Eat: The Shangri-La Hotel Toronto, where they celebrate in an oh-so-civilized manner with Chinese New Year High Tea. Enjoy an afternoon in the newly revamped Lobby Lounge of the hotel, where people watching, relaxing to mellow live music and tea have become a local favourite way to spend the day in the city. And you can’t have afternoon tea without bubbles, of course, and the Shangri-La pours a glass of Prosecco to accompany the premium loose-leaf teas for sipping. For the occasion, the Lobby Lounge will be decked in out New Year’s celebration regalia and the menu will highlight various famous tea regions in China. Don’t miss January 28, as a traditional Chinese dragon dance will be held at 3:30, a Chinese Harp Musician will be filling the space with his music, playing from 2:30pm-5pm. The best part? Each guest will receive a Shangri-la chocolate dipped fortune cookie & lucky red envelope per setting. Happy New Year!

Chinese New Year High Tea will be offered from Sunday January 22nd to Sunday February 5th every day from 2pm-5pm.


Lunar New Year Parade, Chinatown, Manhattan
Lunar New Year Parade, Chinatown, Manhattan

New York

“With the largest Chinese population in the United States, New York City offers no shortage of authentic and celebratory experiences in Brooklyn, Manhattan and Queens,” said Fred Dixon, NYC & Company president and CEO. “From festive fireworks and parades, to some of the world’s best dim sum, to a multitude of cultural organizations, NYC is the ideal place to celebrate this Lunar New Year.”

In Manhattan, experience why so many New Yorkers and visitors head to Chinatown. From 11am-3:30pm on January 28, Chinese New Year Firecracker Ceremony and Cultural Festival takes place in Sara D. Roosevelt Park.

The 18th Annual New York City Lunar New Year Parade & Festival takes place on February 5, with the parade kicking off at 1pm. Jing Fong is a traditional Cantonese restaurant offering dim sum; Joe’s Shanghai’s extensive menu includes their famed soup dumplings; and Nom Wah Tea Parlor is NYC’s oldest dim sum parlor.

While in Chinatown, stock up on Chinese medicine at Kamwo Herbal Pharmacy, one of the oldest and largest herbal pharmacies in the country, or Chinese sweets and savories at Aji Ichiban.

Stay: The Dream Downtown NYC, a boutique property in a historic building filled with modern art, and for the fabulous, all-season view from the PH-D rooftop lounge, above, the glass-bottom swimming pool with its own beach! – and for the location in the trendy Meatpacking District, just a short stroll from the HighLine, NYC’s elevated park and pathway.

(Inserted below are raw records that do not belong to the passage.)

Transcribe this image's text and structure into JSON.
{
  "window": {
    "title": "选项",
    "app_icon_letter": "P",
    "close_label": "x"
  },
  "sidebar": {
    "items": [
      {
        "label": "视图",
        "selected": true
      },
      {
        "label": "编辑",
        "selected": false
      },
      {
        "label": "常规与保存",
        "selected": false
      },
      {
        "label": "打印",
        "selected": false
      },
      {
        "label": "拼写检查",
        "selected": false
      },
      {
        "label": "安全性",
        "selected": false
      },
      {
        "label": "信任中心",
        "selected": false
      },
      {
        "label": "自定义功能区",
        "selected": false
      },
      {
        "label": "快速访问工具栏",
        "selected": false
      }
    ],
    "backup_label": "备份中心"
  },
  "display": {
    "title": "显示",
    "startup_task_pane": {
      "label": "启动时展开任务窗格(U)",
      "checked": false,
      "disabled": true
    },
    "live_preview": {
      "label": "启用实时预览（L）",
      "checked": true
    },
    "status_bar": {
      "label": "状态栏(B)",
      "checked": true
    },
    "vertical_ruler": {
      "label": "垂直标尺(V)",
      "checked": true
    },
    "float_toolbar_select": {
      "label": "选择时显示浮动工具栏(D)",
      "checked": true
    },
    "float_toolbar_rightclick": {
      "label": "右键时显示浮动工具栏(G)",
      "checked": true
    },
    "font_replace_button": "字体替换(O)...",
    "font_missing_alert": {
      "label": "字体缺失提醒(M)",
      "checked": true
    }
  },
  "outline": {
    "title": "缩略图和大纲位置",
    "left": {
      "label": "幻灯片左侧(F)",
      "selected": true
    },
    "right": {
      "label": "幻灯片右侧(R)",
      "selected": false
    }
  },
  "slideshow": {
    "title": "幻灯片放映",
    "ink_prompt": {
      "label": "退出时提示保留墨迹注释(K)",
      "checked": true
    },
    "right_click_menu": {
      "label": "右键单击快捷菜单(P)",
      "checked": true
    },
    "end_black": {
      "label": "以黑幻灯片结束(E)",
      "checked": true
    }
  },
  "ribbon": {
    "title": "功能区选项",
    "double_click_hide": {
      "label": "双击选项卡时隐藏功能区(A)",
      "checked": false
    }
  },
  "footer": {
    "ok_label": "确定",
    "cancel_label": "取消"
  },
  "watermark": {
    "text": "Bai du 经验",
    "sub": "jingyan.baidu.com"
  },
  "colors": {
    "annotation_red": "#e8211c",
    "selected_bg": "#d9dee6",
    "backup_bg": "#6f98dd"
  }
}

Don’t miss its underground. Two picks score high: The Electric Room, where anglophiles and all things Brit-wit meet for cocktails and conversation, while Megu serves up fresh twists on classic Japanese cuisine.